The Seven Dwarfs of the 1988 Democratic Presidential Primary
How It's Used
"So here we are, almost 600 days out of the starting gate and still 303 days to the big finish line in November. Welcome, ladies and gentlemen, to the world's longest-running variety show and nightclub act. Settle back and enjoy yourselves; we've got things you have to see to believe.
"We've got bimbos. We've got six or seven Dwarfs and a pair of preachers. We've got Monkey Business and we've got The Wimp. We've shown you a man who does knockout impersonations. We've got The Return of Voodoo Economics and Rainbow Coalition II. You want sex? We've got it and more money than you'll ever see. We've got beauty contests and Super Tuesday. And anytime you get bored, we'll jump in the bushes and do a stakeout."
—William F. Woo, "A Reflection," The St. Louis Dispatch, January 10, 1988.
Scott Bushnell, a production spokesperson, "...says actor Michael Murphy (The Year of Living Dangerously, Salvador) plays the candidate - and Murphy already has made a campaign appearance at the New Hampshire Mall, speaking from the same podium Gary Hart used.
"[Robert] Altman [the director] is even using G. David Hughes, a University of North Carolina professor, to set up real focus groups to test the imaginary candidate's appeal.
"Media critic Edwin Diamond says the satirical candidate 'really does stick it to the Democrats. It's the final blow to the Seven Dwarfs. It's Max Headroom revisited ... a composite, computer candidate.'"
—Gregory Katz, "'Doonesbury' Throws Ringer Into Race," USA Today, January 12, 1988.
"It was the same style of debate that earned the Democratic candidates the title of the 'seven dwarfs.'
"The pejorative tag for the Democrats was as unfair earlier as it is now for the Republicans. The difference is that earlier only the Democrats were debating; now the Republican candidates have joined the public exchange, which at times looks mean and petty."
—Robert Healy, "Voters Are Getting a Fresh Exchange of Ideas," The Boston Globe, January 20, 1988.
"So far, the Republican candidates have had a singular advantage over their Democratic counterparts: on television, they look more Presidential; they go one up over the Democrats in being magisterial. This may have nothing to do with issues, although it may have a lot to do with appearance.

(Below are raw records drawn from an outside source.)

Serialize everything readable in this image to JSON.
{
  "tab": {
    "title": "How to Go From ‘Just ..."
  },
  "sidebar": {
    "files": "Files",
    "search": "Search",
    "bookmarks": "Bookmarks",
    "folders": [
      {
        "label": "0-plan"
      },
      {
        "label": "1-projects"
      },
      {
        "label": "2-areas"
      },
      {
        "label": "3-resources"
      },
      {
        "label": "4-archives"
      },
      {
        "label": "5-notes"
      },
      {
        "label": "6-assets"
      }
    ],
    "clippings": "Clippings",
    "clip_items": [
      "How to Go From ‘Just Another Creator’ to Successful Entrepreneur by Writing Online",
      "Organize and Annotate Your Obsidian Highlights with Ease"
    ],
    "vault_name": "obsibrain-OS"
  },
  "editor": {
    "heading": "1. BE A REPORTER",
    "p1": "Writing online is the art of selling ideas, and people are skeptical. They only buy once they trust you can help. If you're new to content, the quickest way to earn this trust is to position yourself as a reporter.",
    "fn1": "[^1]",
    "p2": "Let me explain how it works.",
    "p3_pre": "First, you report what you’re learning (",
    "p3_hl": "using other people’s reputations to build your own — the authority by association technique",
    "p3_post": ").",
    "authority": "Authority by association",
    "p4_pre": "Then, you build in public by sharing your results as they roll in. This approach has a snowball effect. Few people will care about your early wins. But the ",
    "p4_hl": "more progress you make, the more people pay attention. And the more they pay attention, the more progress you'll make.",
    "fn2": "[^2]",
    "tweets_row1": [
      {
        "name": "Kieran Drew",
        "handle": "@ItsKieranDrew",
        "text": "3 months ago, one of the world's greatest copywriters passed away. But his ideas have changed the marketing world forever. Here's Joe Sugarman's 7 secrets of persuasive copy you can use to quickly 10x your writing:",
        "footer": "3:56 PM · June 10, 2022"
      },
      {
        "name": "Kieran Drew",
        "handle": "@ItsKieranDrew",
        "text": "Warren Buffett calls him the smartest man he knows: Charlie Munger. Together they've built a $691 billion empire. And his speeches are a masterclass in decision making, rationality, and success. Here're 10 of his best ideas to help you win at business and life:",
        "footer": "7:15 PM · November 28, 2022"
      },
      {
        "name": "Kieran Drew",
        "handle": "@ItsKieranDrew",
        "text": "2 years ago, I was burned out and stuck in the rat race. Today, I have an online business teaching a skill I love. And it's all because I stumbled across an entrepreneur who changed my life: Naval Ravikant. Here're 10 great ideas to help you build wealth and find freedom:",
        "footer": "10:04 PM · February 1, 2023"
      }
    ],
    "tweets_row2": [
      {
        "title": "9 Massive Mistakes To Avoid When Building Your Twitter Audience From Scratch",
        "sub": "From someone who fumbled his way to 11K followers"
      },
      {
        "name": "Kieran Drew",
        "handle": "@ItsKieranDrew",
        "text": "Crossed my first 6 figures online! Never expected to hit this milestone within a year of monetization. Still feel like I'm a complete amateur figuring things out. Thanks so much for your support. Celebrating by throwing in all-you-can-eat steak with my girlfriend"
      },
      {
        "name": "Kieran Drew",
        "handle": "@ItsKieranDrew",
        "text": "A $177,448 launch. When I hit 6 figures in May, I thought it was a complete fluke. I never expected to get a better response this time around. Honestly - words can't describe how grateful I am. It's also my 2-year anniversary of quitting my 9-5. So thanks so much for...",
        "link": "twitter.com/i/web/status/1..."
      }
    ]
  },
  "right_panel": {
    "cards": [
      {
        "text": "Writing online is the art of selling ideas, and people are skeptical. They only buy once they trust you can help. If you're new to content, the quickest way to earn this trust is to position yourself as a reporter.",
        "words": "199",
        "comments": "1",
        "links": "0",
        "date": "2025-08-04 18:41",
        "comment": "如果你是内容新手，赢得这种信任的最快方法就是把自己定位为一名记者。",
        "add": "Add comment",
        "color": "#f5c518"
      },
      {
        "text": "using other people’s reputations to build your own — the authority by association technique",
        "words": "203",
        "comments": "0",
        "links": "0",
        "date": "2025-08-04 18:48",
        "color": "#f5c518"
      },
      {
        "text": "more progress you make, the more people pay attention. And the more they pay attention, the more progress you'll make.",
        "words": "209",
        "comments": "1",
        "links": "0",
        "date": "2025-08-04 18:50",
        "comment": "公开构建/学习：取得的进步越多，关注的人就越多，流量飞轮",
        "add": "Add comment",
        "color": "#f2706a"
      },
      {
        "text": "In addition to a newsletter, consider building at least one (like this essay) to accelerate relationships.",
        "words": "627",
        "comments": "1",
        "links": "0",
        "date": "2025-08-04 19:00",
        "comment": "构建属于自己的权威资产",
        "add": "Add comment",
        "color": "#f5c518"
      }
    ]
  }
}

No one has compared the Republicans to the Seven Dwarfs or said they looked like a car pool."
—John Corry, "In the Debates, Appearance Conquers Substance," The New York Times, January 24, 1988.
"Meanwhile, the Democratic road show called the Seven Dwarfs wandered around the country, trying to get people's attention. First this one and that one caught the media's eye, but none of them really caught fire. Pamela Fine, political editor at the Atlanta Constitution, sent reporters to four precincts in Georgia this month to find out what voters thought of the candidates. 'The majority couldn't identify more than three or four,' she said."
—Thomas Collins, "In '88 Race, Even Media Running in Circles," Newsday, January 31, 1988.
Links Related on eAlmanac
The Seven Dwarfs of "Snow White and the Seven Dwarfs" (1937)
Wikipedia article on the 1988 Democratic Presidential Primary